*YOUR GOAL*. Show every line from the entries that follow which holds the word "name".

══════

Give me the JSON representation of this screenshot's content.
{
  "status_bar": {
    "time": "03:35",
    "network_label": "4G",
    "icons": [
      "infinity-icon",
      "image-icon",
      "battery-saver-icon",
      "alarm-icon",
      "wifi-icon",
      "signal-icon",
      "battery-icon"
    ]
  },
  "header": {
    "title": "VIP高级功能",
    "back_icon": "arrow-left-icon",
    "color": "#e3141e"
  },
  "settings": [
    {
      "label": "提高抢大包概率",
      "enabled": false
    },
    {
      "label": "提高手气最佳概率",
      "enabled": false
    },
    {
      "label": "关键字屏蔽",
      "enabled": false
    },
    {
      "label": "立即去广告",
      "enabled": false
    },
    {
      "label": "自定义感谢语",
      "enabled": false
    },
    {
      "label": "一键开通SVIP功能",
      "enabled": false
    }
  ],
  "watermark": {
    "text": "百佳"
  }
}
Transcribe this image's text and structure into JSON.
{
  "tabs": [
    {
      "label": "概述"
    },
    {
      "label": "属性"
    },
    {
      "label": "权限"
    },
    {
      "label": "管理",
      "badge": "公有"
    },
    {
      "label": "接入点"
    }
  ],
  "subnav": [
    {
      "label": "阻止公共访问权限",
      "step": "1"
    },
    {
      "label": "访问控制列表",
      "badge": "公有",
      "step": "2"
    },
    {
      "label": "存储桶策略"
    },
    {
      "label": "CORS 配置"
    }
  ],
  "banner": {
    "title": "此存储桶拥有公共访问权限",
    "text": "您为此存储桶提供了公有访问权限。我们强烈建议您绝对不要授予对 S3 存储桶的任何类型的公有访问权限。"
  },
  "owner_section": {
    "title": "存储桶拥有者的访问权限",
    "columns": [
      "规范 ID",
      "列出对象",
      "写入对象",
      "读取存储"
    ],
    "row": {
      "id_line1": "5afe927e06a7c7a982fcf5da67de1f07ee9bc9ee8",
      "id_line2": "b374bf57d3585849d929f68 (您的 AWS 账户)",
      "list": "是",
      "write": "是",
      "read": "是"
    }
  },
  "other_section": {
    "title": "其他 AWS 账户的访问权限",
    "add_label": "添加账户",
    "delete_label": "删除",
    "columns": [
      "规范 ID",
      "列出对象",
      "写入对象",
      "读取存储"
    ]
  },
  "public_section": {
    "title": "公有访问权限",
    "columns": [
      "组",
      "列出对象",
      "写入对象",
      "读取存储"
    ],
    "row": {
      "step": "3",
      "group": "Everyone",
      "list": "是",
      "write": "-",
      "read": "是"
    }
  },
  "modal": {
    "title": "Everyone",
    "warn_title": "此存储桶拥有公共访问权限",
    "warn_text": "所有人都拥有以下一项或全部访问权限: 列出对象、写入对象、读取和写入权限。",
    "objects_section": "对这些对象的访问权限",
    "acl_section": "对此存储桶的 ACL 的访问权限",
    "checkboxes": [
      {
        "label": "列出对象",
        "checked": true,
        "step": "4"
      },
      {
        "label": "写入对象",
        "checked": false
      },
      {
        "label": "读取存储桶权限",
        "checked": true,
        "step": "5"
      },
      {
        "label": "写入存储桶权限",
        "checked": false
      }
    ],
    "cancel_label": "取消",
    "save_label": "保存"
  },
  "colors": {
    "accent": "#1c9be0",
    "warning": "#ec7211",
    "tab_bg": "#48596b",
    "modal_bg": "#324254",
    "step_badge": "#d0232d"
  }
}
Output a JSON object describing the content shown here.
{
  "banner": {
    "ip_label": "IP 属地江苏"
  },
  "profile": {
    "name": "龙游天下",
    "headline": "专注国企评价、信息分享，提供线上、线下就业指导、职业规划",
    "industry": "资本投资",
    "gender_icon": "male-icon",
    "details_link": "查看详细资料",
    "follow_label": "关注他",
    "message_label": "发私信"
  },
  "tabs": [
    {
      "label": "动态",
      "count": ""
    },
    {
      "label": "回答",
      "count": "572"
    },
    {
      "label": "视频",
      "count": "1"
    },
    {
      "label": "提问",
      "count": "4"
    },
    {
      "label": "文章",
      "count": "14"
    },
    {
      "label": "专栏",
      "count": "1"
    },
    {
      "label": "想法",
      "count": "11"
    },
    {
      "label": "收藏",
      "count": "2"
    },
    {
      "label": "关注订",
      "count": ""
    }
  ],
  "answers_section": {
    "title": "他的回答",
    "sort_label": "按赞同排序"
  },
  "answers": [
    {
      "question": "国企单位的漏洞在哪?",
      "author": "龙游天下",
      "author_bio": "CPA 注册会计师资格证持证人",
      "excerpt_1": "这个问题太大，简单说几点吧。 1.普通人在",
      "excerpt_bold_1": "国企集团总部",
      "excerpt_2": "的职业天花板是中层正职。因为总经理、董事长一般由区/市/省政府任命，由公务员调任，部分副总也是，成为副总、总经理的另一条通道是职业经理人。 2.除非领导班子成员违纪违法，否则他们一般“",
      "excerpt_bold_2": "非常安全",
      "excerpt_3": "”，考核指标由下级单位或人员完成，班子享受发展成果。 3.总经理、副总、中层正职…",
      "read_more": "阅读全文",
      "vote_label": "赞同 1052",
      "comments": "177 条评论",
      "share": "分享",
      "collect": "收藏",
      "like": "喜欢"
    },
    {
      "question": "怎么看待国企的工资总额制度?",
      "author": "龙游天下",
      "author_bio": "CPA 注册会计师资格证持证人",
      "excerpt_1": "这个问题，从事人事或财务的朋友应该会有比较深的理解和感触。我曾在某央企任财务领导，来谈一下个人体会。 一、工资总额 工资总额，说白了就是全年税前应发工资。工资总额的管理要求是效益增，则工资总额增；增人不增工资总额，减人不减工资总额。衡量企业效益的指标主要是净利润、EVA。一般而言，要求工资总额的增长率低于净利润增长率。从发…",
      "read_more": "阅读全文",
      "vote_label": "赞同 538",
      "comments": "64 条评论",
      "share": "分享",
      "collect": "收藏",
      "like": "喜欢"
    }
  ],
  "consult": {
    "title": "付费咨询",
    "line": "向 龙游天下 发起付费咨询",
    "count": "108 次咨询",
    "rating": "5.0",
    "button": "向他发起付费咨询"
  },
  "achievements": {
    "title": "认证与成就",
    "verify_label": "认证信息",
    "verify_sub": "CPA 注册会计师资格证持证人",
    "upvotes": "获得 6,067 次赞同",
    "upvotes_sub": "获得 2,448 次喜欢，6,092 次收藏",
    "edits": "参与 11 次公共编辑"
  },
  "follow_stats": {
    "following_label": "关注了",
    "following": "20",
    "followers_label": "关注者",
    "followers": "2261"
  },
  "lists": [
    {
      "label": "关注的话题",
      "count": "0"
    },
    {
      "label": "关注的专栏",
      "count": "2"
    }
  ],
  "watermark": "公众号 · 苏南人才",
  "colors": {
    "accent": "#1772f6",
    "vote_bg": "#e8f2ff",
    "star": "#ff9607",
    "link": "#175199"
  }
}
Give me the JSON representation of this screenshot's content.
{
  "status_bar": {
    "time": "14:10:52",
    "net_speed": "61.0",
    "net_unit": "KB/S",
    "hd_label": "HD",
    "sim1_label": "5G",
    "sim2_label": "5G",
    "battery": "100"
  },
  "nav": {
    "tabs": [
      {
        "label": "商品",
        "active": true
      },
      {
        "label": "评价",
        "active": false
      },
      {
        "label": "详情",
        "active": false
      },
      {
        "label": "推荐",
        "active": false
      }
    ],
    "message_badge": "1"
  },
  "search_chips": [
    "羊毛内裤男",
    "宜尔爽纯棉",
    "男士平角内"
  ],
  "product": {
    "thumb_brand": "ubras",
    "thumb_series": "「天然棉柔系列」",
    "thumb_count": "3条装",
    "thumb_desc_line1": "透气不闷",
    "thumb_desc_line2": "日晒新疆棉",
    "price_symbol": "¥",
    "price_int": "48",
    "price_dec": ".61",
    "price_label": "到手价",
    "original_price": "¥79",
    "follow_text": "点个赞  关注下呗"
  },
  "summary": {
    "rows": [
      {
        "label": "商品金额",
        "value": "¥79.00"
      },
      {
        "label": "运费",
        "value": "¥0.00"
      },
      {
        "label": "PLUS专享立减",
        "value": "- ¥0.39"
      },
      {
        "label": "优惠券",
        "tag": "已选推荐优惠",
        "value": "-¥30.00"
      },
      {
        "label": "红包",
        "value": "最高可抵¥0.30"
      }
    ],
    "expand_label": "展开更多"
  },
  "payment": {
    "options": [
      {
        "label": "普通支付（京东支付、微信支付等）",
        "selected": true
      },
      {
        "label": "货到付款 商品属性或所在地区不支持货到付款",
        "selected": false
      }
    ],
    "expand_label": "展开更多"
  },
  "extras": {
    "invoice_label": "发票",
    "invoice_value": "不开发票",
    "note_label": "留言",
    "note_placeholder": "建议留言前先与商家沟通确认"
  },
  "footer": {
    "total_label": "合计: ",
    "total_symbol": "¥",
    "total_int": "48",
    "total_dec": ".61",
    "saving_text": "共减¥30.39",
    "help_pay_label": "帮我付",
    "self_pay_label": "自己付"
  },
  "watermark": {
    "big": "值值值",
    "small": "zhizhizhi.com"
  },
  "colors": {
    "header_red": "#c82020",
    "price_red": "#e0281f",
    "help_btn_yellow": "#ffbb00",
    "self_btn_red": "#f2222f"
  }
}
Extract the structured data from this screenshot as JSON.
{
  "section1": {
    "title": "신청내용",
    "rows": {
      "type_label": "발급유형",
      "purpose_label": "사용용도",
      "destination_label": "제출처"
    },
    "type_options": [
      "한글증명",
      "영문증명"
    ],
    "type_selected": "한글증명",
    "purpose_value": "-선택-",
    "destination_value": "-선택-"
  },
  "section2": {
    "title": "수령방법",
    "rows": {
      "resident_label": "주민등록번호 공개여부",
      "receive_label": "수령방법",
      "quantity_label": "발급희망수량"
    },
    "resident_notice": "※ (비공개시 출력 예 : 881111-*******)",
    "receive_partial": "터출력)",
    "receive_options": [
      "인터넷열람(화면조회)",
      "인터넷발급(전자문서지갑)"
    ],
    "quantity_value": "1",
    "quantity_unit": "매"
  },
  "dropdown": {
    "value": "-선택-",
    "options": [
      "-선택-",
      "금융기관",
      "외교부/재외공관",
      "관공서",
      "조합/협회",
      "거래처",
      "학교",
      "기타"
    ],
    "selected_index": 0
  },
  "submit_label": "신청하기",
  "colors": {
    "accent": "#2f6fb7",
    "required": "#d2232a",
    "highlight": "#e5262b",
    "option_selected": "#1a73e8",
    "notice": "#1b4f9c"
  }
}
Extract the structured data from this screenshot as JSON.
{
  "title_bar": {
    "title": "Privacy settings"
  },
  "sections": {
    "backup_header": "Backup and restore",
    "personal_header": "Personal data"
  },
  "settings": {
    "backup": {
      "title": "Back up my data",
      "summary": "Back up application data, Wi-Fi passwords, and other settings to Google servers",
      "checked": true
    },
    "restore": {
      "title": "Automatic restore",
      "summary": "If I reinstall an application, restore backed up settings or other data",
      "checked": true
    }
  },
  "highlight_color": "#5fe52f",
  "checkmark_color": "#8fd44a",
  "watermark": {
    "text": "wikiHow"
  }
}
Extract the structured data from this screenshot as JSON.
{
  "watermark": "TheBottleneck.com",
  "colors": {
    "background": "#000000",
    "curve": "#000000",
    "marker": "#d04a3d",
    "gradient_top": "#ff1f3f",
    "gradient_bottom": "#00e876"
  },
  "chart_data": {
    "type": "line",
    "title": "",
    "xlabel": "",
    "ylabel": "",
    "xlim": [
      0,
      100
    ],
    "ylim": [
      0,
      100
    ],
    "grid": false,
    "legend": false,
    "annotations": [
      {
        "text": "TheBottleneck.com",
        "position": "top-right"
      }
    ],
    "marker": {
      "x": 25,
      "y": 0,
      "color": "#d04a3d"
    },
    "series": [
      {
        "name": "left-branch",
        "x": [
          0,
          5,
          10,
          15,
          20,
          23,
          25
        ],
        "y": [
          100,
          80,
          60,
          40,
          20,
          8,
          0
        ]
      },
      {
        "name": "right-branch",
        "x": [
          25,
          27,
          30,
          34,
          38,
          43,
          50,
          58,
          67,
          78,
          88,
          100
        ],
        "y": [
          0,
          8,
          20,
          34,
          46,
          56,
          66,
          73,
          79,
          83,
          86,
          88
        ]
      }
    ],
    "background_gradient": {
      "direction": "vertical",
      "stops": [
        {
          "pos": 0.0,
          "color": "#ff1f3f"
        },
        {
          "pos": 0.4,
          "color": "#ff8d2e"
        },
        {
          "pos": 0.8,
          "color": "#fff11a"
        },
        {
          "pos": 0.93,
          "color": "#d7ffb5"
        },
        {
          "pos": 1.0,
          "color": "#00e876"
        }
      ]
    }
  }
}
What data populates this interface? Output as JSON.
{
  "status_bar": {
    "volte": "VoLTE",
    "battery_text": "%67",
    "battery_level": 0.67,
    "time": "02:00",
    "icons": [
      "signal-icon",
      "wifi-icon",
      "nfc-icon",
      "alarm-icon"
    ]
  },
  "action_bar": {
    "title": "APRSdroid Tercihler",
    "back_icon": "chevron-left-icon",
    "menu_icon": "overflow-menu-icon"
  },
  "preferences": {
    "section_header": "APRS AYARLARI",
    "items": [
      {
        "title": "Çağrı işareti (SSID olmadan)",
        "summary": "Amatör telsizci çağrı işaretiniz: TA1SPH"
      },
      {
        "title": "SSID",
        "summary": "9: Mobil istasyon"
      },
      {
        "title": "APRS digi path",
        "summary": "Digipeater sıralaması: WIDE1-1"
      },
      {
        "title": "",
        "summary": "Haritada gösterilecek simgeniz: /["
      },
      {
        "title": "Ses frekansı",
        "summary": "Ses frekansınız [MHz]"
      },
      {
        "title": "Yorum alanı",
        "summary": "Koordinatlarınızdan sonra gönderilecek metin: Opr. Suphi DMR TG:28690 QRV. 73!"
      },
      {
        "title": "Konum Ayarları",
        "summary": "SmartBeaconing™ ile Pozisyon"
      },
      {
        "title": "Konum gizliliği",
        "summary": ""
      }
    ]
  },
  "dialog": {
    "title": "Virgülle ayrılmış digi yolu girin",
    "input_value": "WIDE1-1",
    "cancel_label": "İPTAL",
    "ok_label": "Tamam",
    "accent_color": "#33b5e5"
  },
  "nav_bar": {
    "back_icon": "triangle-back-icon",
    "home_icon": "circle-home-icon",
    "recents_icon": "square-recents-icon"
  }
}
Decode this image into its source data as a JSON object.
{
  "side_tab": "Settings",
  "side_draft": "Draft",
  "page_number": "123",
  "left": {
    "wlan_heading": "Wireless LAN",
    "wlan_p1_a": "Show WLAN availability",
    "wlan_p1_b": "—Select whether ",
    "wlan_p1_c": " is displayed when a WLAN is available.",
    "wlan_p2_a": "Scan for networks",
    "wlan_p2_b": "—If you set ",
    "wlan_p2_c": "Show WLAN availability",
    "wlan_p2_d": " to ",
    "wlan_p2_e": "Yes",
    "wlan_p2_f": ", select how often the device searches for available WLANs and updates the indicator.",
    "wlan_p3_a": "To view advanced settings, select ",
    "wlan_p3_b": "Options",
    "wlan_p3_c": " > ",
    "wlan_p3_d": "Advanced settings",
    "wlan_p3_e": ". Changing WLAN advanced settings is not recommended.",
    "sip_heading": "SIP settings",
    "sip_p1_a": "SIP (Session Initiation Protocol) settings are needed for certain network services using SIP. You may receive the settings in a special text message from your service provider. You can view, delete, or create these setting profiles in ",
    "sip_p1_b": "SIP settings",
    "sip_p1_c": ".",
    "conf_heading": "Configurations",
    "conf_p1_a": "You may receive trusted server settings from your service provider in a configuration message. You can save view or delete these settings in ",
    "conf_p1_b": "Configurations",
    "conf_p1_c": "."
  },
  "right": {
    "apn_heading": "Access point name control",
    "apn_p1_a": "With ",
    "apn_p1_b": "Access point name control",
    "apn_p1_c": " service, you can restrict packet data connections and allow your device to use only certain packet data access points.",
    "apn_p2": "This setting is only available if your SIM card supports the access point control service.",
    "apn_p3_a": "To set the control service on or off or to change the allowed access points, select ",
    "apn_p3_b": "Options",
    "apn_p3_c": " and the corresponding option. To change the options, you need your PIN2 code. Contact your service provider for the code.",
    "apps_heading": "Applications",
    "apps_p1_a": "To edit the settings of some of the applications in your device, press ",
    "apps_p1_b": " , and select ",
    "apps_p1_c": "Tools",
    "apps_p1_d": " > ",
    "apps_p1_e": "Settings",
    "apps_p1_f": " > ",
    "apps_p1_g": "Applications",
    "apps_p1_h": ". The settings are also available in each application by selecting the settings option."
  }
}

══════

*OUTPUT BELOW*.
    "name": "龙游天下",
        "name": "left-branch",
        "name": "right-branch",
    "apn_heading": "Access point name control",
    "apn_p1_b": "Access point name control",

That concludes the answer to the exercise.